Singer/songwriter Shimmer Johnson has such a uniquely beautiful singing voice that it’s puzzling to me she has not yet become a major star – though her 2017 single “Pride” has been streamed more than 239,000 times on Spotify. Originally from Edmonton, Alberta, Canada, she started out writing and recording Country songs, but wanting to broaden her musical horizons and take advantage of her amazing vocal talents, she relocated to Los Angeles a few years ago, and has been working with songwriters such as Michael Jay, John West, Richard Bergman and Relik Gregos.
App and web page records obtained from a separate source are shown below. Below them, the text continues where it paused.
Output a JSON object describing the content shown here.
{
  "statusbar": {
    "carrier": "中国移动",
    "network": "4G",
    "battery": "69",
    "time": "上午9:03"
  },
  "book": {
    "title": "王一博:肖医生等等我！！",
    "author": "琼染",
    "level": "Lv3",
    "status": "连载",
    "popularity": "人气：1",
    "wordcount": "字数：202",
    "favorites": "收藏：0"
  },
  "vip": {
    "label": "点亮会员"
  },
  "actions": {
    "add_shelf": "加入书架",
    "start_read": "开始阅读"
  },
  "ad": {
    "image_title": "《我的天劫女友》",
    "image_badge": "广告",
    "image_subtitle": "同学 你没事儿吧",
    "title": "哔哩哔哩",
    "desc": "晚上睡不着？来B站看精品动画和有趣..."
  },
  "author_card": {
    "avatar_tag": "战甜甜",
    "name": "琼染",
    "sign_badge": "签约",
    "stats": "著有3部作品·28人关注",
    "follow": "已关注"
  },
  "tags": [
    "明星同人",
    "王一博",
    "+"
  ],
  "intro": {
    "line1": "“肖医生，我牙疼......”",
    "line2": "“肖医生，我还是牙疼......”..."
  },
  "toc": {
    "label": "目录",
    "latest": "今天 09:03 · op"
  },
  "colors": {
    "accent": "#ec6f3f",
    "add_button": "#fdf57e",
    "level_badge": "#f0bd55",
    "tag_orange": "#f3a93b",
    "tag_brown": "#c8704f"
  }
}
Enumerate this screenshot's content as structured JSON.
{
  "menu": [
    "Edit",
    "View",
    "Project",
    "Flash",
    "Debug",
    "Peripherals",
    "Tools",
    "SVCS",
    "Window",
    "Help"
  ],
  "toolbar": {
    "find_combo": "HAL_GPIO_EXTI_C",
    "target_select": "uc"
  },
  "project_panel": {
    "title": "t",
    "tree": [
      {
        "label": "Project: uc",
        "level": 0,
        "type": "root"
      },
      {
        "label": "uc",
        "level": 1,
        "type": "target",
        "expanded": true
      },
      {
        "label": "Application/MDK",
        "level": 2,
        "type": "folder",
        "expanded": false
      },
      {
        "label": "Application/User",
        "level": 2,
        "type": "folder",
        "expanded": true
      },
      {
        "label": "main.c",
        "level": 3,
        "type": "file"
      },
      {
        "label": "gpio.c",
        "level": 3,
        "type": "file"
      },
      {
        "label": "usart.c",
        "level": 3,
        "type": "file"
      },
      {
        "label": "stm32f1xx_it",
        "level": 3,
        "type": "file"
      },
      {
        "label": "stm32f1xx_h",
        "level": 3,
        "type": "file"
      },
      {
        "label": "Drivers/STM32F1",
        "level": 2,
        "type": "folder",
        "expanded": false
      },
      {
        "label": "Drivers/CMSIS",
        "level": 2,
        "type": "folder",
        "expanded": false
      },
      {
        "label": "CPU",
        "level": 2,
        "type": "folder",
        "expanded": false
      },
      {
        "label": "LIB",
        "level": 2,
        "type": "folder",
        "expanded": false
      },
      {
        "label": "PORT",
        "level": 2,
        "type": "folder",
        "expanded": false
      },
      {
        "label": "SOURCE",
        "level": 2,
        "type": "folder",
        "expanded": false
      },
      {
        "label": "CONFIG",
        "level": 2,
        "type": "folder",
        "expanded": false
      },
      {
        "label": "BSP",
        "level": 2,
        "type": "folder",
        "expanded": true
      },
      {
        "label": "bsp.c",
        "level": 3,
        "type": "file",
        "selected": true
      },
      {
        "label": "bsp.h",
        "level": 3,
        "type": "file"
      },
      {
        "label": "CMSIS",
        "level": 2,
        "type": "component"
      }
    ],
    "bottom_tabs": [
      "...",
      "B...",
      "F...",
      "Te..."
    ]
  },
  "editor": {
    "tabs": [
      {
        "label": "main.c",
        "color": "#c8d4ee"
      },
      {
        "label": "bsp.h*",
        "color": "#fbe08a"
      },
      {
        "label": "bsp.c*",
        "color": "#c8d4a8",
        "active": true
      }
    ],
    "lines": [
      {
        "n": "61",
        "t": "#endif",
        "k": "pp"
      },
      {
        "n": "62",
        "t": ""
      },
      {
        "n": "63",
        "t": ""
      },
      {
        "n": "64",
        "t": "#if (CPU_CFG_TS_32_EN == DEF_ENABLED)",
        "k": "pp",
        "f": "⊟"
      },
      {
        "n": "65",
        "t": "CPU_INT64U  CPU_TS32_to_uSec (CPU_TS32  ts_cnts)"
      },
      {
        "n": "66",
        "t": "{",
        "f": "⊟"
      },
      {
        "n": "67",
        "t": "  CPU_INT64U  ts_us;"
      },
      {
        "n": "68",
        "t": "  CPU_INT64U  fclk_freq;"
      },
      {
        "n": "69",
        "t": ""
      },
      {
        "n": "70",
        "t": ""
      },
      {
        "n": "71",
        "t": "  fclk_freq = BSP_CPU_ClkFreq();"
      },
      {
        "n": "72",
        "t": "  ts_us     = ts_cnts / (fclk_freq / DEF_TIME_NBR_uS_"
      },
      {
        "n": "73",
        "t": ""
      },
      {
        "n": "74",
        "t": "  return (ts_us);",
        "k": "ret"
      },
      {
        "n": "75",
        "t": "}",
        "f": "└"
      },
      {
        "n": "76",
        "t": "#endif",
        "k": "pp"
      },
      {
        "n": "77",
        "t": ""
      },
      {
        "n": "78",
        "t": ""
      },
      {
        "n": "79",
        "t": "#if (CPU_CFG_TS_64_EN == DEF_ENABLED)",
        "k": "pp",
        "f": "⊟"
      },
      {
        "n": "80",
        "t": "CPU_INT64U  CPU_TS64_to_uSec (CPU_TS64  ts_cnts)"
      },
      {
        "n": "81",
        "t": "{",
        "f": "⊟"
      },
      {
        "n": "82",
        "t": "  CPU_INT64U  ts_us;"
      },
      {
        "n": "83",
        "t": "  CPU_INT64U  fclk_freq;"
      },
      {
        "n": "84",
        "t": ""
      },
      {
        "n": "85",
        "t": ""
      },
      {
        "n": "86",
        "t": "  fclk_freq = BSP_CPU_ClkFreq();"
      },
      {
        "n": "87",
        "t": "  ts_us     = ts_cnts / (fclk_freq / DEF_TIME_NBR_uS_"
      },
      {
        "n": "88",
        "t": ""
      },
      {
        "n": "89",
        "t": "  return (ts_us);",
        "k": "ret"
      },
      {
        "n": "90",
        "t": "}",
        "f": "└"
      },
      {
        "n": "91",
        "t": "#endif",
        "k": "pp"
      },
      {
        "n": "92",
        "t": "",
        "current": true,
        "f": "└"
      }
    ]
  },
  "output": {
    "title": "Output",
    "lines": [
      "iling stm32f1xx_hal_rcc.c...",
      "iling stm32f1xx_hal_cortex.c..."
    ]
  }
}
A fine guitarist and pianist, Shimmer writes and sings compelling and lovely songs about life and love that we can all relate to. Her clear, pitch-perfect vocals skillfully convey the subtle yet powerful emotions expressed in her heartfelt lyrics, allowing us to connect with her songs on a deeply personal level.
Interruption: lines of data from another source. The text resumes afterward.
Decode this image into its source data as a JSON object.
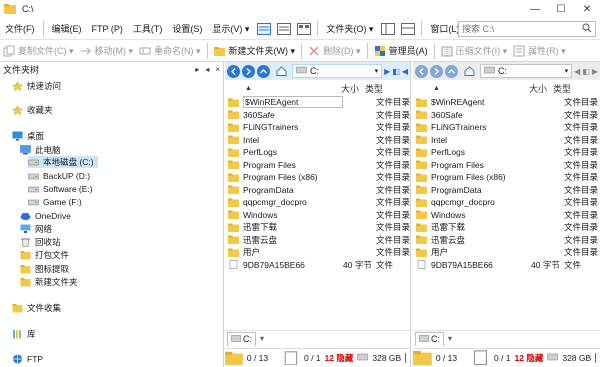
{
  "window": {
    "title": "C:\\"
  },
  "menu": {
    "items": [
      "文件(F)",
      "编辑(E)",
      "FTP (P)",
      "工具(T)",
      "设置(S)",
      "显示(V) ▾",
      "文件夹(O) ▾",
      "窗口(L) ▾"
    ]
  },
  "search": {
    "placeholder": "搜索 C:\\"
  },
  "toolbar": {
    "copy": "复制文件(C) ▾",
    "move": "移动(M) ▾",
    "rename": "重命名(N) ▾",
    "new_folder": "新建文件夹(W) ▾",
    "delete": "删除(D) ▾",
    "admin": "管理员(A)",
    "compress": "压缩文件(I) ▾",
    "properties": "属性(R) ▾"
  },
  "tree": {
    "header": "文件夹树",
    "header_buttons": [
      "▸",
      "◂",
      "×"
    ],
    "items": [
      {
        "label": "快速访问",
        "icon": "star-icon"
      },
      {
        "label": "收藏夹",
        "icon": "star-icon"
      },
      {
        "label": "桌面",
        "icon": "desktop-icon"
      },
      {
        "label": "此电脑",
        "icon": "computer-icon"
      },
      {
        "label": "本地磁盘 (C:)",
        "icon": "drive-icon",
        "selected": true
      },
      {
        "label": "BackUP (D:)",
        "icon": "drive-icon"
      },
      {
        "label": "Software (E:)",
        "icon": "drive-icon"
      },
      {
        "label": "Game (F:)",
        "icon": "drive-icon"
      },
      {
        "label": "OneDrive",
        "icon": "cloud-icon"
      },
      {
        "label": "网络",
        "icon": "network-icon"
      },
      {
        "label": "回收站",
        "icon": "recycle-bin-icon"
      },
      {
        "label": "打包文件",
        "icon": "folder-icon"
      },
      {
        "label": "图标提取",
        "icon": "folder-icon"
      },
      {
        "label": "新建文件夹",
        "icon": "folder-icon"
      },
      {
        "label": "文件收集",
        "icon": "folder-icon"
      },
      {
        "label": "库",
        "icon": "library-icon"
      },
      {
        "label": "FTP",
        "icon": "ftp-icon"
      }
    ]
  },
  "panes": [
    {
      "path": "C:",
      "columns": {
        "size": "大小",
        "type": "类型"
      },
      "tab": "C:",
      "status": {
        "sel_folders": "0 / 13",
        "sel_files": "0 / 1",
        "hidden": "12 隐藏",
        "free": "328 GB"
      },
      "end_buttons": [
        "▶",
        "◧",
        "◀"
      ],
      "files": [
        {
          "name": "$WinREAgent",
          "size": "",
          "type": "文件目录"
        },
        {
          "name": "360Safe",
          "size": "",
          "type": "文件目录"
        },
        {
          "name": "FLiNGTrainers",
          "size": "",
          "type": "文件目录"
        },
        {
          "name": "Intel",
          "size": "",
          "type": "文件目录"
        },
        {
          "name": "PerfLogs",
          "size": "",
          "type": "文件目录"
        },
        {
          "name": "Program Files",
          "size": "",
          "type": "文件目录"
        },
        {
          "name": "Program Files (x86)",
          "size": "",
          "type": "文件目录"
        },
        {
          "name": "ProgramData",
          "size": "",
          "type": "文件目录"
        },
        {
          "name": "qqpcmgr_docpro",
          "size": "",
          "type": "文件目录"
        },
        {
          "name": "Windows",
          "size": "",
          "type": "文件目录"
        },
        {
          "name": "迅雷下载",
          "size": "",
          "type": "文件目录"
        },
        {
          "name": "迅雷云盘",
          "size": "",
          "type": "文件目录"
        },
        {
          "name": "用户",
          "size": "",
          "type": "文件目录"
        },
        {
          "name": "9DB79A15BE66",
          "size": "40 字节",
          "type": "文件",
          "isFile": true
        }
      ]
    },
    {
      "path": "C:",
      "columns": {
        "size": "大小",
        "type": "类型"
      },
      "tab": "C:",
      "status": {
        "sel_folders": "0 / 13",
        "sel_files": "0 / 1",
        "hidden": "12 隐藏",
        "free": "328 GB"
      },
      "end_buttons": [
        "◀",
        "◧",
        "▶"
      ],
      "files": [
        {
          "name": "$WinREAgent",
          "size": "",
          "type": "文件目录"
        },
        {
          "name": "360Safe",
          "size": "",
          "type": "文件目录"
        },
        {
          "name": "FLiNGTrainers",
          "size": "",
          "type": "文件目录"
        },
        {
          "name": "Intel",
          "size": "",
          "type": "文件目录"
        },
        {
          "name": "PerfLogs",
          "size": "",
          "type": "文件目录"
        },
        {
          "name": "Program Files",
          "size": "",
          "type": "文件目录"
        },
        {
          "name": "Program Files (x86)",
          "size": "",
          "type": "文件目录"
        },
        {
          "name": "ProgramData",
          "size": "",
          "type": "文件目录"
        },
        {
          "name": "qqpcmgr_docpro",
          "size": "",
          "type": "文件目录"
        },
        {
          "name": "Windows",
          "size": "",
          "type": "文件目录"
        },
        {
          "name": "迅雷下载",
          "size": "",
          "type": "文件目录"
        },
        {
          "name": "迅雷云盘",
          "size": "",
          "type": "文件目录"
        },
        {
          "name": "用户",
          "size": "",
          "type": "文件目录"
        },
        {
          "name": "9DB79A15BE66",
          "size": "40 字节",
          "type": "文件",
          "isFile": true
        }
      ]
    }
  ],
  "colors": {
    "folder": "#f2c84b",
    "accent": "#2b76d2",
    "nav_bg": "#dceefc",
    "hidden": "#d00000"
  }
}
I first featured her on this blog three years ago in February 2018 when I reviewed her single “Getaway”, and am now pleased to feature her latest single “Love is Possible“, which dropped January 5th. It’s a beautiful and hopeful pop ballad about the healing power of love. Shimmer’s silky vocals are comforting as she earnestly croons to a loved one that their love will endure through good times and bad: “I’d rather be safe and one with you than by myself. Two hearts as one they beat, I’m not by myself. Just a leap of faith in the stormy days, love is possible.” It’s a wonderful track.

Follow Shimmer Johnson:  FacebookTwitterInstagram

“Go With the Flow” by Zero Azimuth

Zero Azimuth is a young artist I’ve been following for a while who’s just released a great new single “Go With the Flow“. I don’t know a whole lot about him, other than that he’s an affable singer-songwriter named Adam from Columbus, Ohio who makes pretty good music that incorporates elements of alternative, indie rock and grunge. He released quite a bit of music in 2017, including two EPs Ex Post Facto and Quaint, as well as several singles, then went quiet for a couple years before returning in May 2020 with his terrific single “Same Evil”.

On January 4th, he dropped his latest single “Go With the Flow”, a song about trying to not let others’ indifference get the best of him. He starts off feeling a bit sorry for himself with the humorous lyrics “Oh hey there pretty baby, would you like to come over? I’m taking a bath, how ’bout you throw in a toaster.” But he eventually comes to a sober sense of resignation that he’s every bit as worthy a person as they are: “No one wants me. I’ll work on myself and give you all a goodbye kiss / And I’ll go, go with the flow, cause I think I know something they don’t.” With its mellow, alt-pop vibe and lively guitar-driven melody, the song reminds me of some of the music by Duncan Sheik and Blink-182.

Follow Zero Azimuth:  TwitterInstagram